The first half was mostly Verismo rep: Cielo e mar from La Gioconda, Giulietta! son io from the Zandonai Romeo e Giulietta, Addio alla madre from Cavalleria Rusticana, with the flower song from Carmen representing the French repertoire. While on record he sings these all magnificently, I found these slightly disappointing here - somehow the radiant fullness of the voice didn't shine through to where I was sitting, and well sung though they were it was difficult to be too moved - you could feel that people were just waiting for the climactic high note, and the applause for these was proportional the how high and how long and how loud that note was. His Italian is perfect though, and his technique is unbelievable - the messa di voce and high pianissimos are second to none. Of course it didn't help that aside from the Bizet this is all schlocky second rate stuff. What also didn't help was that after every aria we'd get an entirely pointless and virtually unrelated orchestral intermezzo. Yes, sure he needs time to rest and get in character for the next aria, but there was such a flagrant sense of padding here, and the constant stopping and starting made it hard for anyone to get too involved (audience or performers).

I actually liked many of the orchestral numbers - mostly quite easily listening, but unfortunately always played so sloooooowly! The overture to I Vespri Siciliani is actually genuinely lovely, as is the Overture to Act 4 from La Wally (Catalani is my favourite of the post Verdi Italian opera composers, by far the most harmonically interesting and lush - reminds me often of Massenet in that regard). Both were here well played I thought, with the Royal Philharmonic strings playing wonderfully all evening. The brass often sounded dodgy however, especially in fast passages.

The second half was much better. After the orchestral Bacchanale from Saint-Saëns Samson (why?) and another piece of Verismo tat (Un dì all'azzuro spazio from Andrea Chenier by Giordano), very well sung of course, we got the prelude to Lohengrin Act 3, and finally the meat of the recital had arrived. Winterstürme from Die Walküre was truly superbly sung, the sound now completely matching the repertoire, and it just poured out of him.

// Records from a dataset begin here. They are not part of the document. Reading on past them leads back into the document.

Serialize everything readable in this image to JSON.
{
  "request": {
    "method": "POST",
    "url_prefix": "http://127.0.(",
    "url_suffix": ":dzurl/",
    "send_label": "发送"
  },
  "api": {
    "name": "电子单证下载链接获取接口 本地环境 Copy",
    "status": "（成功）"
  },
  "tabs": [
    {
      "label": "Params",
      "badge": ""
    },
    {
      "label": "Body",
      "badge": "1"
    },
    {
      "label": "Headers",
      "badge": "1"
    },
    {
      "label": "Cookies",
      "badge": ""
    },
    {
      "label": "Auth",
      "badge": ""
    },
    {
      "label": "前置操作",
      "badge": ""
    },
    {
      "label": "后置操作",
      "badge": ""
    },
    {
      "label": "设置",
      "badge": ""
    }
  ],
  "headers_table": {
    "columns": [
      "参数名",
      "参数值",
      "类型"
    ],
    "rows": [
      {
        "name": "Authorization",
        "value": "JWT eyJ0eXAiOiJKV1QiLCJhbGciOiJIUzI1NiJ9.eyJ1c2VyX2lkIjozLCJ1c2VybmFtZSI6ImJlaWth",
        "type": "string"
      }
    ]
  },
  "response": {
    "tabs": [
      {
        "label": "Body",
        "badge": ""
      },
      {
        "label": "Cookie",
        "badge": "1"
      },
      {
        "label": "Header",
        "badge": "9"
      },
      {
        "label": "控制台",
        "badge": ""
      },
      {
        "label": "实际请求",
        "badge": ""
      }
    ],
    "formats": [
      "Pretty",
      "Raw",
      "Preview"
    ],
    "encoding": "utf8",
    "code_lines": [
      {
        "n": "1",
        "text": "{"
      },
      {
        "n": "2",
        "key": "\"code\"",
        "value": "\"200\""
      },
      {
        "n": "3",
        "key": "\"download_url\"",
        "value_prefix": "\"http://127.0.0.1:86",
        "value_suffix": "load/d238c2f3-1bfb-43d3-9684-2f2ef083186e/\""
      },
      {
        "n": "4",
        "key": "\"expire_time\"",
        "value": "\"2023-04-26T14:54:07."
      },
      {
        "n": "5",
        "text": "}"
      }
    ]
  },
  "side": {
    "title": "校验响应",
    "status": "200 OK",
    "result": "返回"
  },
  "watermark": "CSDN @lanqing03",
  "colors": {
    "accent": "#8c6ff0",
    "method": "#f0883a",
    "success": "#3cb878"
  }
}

Then the celestially beautiful Prelude to Act 1 of Lohengrin and straight into the Gralserzählung from the same opera - such sensitivity to the text and for me the finest singing of the evening. In the spell binding central pianissimo he held us all rapt, not a sound from the entire audience which had been rather noisy and coughey until then - truly extraordinary. Would have been worth it just for that.

As so often, the encores (all four of them), were almost the best bit (and would have been by some margin had it not been for the Wagner). I have no idea why people are so keen to run away after these things! The four encores were L'anima ho stanca, Du bist die Welt für mich, Vesti la giubba and Ombra dì nube. Du bist die Welt für mich is so schmaltzy and just unbelievably gorgeous - the orchestra sounding fantastic, and Kaufmann singing so seductively it was hard not to just smile and laugh. And the final number, Ombra di nube by Refice, sung sotto voce throughout was also extremely special, for me the best italian singing of the evening.

He really is at the height of his powers now. Or can he go further? Apparently Otello, Siegfried and Tristan are coming in 5 years time. Can we get him in London to sing Lohengrin please? Soon?

1 comment:

  1. Oh and I spotted Ann Murray in the audience!

    ReplyDelete